When did you first consider showcasing art?

Well, for the longest time, before the residency or The Cabin, I would always have people from everywhere come over to my house. Many times I would ask my friends who make art, “Why don’t you bring a piece? So I can hang it in the house.” People seeing them is something that I always love. At the same time, I built The Cabin. I just loved the simplicity of The Cabin. And I thought that it would showcase art really well.

Was there a reason specifically that you chose to build it as the dimensions of Ted Kaczynski, “The Unabomber’s” cabin?

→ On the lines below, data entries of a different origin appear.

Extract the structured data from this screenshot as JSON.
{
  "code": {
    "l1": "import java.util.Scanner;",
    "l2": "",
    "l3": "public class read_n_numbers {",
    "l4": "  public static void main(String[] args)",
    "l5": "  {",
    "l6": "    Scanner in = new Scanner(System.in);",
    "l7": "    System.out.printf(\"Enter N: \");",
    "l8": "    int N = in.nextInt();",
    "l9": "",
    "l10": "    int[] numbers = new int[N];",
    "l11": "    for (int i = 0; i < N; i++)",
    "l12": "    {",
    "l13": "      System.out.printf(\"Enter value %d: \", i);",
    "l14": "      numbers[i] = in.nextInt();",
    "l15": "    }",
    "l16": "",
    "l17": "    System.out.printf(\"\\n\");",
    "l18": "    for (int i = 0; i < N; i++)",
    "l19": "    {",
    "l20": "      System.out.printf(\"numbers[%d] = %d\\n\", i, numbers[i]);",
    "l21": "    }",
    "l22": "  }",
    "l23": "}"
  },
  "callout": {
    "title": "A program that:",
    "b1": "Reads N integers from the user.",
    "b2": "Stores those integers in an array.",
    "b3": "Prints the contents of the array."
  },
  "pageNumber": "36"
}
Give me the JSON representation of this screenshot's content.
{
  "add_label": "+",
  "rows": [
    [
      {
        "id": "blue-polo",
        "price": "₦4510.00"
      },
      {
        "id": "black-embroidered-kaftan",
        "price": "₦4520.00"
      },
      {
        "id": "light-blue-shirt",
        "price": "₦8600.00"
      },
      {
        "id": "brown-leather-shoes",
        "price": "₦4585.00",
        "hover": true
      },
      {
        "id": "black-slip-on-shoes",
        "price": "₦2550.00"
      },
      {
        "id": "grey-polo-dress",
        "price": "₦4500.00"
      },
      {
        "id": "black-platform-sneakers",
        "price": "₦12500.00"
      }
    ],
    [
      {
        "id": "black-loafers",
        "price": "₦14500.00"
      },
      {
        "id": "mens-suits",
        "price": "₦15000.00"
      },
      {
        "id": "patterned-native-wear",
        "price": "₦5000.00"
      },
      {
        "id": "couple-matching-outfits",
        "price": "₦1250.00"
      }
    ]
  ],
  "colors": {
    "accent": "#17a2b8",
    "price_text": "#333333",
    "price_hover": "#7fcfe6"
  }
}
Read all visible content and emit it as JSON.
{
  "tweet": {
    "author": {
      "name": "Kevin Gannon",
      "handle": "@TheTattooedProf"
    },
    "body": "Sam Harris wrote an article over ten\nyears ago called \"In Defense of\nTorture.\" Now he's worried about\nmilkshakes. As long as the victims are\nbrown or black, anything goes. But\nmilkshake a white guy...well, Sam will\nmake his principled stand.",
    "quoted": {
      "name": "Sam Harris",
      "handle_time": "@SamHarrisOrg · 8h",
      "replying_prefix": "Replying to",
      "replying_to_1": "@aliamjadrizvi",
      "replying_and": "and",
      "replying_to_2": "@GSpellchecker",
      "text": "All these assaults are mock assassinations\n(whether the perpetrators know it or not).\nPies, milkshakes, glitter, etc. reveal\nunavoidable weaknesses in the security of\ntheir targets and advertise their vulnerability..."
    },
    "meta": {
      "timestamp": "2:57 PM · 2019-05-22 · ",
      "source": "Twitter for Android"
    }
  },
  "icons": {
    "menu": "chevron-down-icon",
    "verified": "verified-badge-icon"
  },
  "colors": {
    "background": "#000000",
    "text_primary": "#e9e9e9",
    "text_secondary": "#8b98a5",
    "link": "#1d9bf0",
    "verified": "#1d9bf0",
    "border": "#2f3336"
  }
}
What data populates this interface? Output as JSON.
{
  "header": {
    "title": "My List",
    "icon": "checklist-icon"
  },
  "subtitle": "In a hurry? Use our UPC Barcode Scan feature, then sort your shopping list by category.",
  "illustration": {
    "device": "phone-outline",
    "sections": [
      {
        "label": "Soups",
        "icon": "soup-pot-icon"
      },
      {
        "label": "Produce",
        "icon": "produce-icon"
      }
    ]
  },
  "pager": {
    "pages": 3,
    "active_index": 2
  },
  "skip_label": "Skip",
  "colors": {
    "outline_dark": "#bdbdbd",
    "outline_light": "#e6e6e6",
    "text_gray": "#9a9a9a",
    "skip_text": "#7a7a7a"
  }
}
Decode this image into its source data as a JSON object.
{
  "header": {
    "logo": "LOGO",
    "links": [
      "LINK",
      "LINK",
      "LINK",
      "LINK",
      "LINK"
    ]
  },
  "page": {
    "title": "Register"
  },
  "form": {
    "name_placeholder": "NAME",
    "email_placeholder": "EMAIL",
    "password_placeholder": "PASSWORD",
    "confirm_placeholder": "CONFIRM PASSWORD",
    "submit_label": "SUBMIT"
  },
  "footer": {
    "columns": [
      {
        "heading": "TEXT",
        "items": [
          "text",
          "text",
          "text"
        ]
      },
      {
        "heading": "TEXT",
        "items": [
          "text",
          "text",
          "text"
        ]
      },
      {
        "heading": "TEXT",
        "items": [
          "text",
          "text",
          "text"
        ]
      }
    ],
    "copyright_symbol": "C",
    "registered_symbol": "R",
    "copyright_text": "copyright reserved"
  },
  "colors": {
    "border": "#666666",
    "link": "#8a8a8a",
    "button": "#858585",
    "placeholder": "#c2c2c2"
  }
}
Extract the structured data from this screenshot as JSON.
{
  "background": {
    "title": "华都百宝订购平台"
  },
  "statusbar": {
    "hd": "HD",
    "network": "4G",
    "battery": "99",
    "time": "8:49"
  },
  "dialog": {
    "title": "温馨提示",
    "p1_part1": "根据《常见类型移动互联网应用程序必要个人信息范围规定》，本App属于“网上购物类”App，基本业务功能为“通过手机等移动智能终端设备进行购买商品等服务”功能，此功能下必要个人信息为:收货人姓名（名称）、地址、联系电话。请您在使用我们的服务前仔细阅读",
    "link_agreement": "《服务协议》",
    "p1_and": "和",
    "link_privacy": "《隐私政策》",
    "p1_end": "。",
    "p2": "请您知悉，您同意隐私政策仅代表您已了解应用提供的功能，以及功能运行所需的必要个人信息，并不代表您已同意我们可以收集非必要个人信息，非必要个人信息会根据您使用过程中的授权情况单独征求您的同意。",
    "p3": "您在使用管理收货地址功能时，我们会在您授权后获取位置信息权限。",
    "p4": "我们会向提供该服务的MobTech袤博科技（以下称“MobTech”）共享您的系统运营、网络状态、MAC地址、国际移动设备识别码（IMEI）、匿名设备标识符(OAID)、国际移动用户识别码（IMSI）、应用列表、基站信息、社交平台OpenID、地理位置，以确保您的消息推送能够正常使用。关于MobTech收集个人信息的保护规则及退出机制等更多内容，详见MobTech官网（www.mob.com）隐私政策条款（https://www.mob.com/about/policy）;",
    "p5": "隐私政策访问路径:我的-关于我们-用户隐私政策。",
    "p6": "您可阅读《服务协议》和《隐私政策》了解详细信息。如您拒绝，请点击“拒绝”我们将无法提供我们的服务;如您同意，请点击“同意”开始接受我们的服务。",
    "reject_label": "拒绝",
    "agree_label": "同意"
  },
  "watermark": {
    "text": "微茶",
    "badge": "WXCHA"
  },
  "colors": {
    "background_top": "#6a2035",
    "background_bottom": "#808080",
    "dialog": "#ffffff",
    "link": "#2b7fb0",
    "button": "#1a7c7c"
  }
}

No, when I saw it the first time I thought, Oh, this is such a cool structure. So simple. It’s almost like what
a kid’s drawing of a house would look like. But I didn’t expect it to look so good inside. It photographs so well, and the lighting is perfect. It’s un- pretentious, it can hold really large pieces, the connection between The Cabin and the residency didn’t start right away. Now the artists who come to the studio show at the Cabin.

When did the first artist residency start?

2014 or 2015? The first time, it didn’t go well. The guy would wake up at two or three in the afternoon, but you have to start somewhere. He ended up being very successful. He did very, very well for a short time, he had his 15 minutes. But then I realized I’m really good at mentoring artists because I’m very practical. I’ve been around and looking at art for so long.

How do you explain those 15 minutes of fame, the inflation of art, prices skyrocketing, and its effect on young artists?

You hear all these numbers, everything is going so crazy. For me, it’s not as exciting anymore, at such prices it becomes a problem... not necessarily a big problem, but nobody knows how long it’s gonna last. So everybody tries to milk it as long as they can.

With your expertise in mentoring artists, what qualities make a good artist?

The first thing that comes to mind is originality. You don’t have to be
a great painter to see a painting has great energy, which I really love. But I’m always surprising myself with the things that I like, for instance, I was never into airbrush work. Now the works in The Cabin are a combination of airbrush and painting. So I just never know what will speak to me.

How do you choose which artists to have in the residency?

Well, I always like to mix it up, the next artist in the studio does total abstract work, geometric style. So not my thing, but I love them. I like to mix the style of art that I’ve never had before. When you come to the residency you have one month to produce a few works. So if I see artists who do very detailed work that will take you a month to finish a little painting. That’s not gonna work.